Collection entries:
·····

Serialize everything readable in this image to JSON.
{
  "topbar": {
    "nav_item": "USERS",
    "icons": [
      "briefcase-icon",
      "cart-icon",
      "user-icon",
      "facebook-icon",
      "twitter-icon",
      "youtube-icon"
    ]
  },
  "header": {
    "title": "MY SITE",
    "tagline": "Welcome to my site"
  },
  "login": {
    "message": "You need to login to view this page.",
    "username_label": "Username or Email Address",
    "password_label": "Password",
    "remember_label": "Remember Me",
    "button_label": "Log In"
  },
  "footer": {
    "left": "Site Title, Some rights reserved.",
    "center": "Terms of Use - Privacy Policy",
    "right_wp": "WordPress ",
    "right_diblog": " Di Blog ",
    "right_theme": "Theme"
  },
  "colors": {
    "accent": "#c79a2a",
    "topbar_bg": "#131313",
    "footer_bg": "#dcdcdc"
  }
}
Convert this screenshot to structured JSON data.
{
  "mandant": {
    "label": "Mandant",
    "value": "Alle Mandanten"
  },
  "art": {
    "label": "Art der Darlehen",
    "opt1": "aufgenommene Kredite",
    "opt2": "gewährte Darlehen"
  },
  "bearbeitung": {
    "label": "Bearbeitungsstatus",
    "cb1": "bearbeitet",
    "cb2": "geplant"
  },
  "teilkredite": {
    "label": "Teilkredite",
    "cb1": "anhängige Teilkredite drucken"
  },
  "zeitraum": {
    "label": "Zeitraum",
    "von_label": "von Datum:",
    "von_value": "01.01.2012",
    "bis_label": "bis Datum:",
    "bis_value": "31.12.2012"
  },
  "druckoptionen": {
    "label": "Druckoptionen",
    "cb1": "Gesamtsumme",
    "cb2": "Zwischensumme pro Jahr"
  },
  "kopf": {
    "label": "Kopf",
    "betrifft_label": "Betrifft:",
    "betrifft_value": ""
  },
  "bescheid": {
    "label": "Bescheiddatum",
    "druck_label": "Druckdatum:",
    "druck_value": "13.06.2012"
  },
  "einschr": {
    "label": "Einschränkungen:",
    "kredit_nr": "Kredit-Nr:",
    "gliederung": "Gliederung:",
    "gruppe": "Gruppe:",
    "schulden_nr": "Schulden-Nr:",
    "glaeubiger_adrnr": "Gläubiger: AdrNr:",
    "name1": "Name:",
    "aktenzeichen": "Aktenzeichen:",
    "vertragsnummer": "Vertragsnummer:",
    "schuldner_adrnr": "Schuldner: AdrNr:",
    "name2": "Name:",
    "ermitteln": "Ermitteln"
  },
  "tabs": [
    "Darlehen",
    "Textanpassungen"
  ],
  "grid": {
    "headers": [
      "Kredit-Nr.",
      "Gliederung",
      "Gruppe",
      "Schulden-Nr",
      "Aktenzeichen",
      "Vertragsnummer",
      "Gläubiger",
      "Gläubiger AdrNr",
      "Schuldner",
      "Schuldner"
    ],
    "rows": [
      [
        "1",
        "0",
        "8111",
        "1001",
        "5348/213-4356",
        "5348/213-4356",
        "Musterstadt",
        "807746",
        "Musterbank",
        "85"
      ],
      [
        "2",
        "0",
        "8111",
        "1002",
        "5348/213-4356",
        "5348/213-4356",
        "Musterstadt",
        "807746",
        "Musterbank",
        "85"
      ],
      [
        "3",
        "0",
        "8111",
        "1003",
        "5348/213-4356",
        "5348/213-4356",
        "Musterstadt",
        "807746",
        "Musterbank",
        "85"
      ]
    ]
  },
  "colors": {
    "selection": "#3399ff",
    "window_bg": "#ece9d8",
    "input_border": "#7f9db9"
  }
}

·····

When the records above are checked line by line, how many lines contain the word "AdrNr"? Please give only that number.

(ANSWER TO THE PROBLEM)
3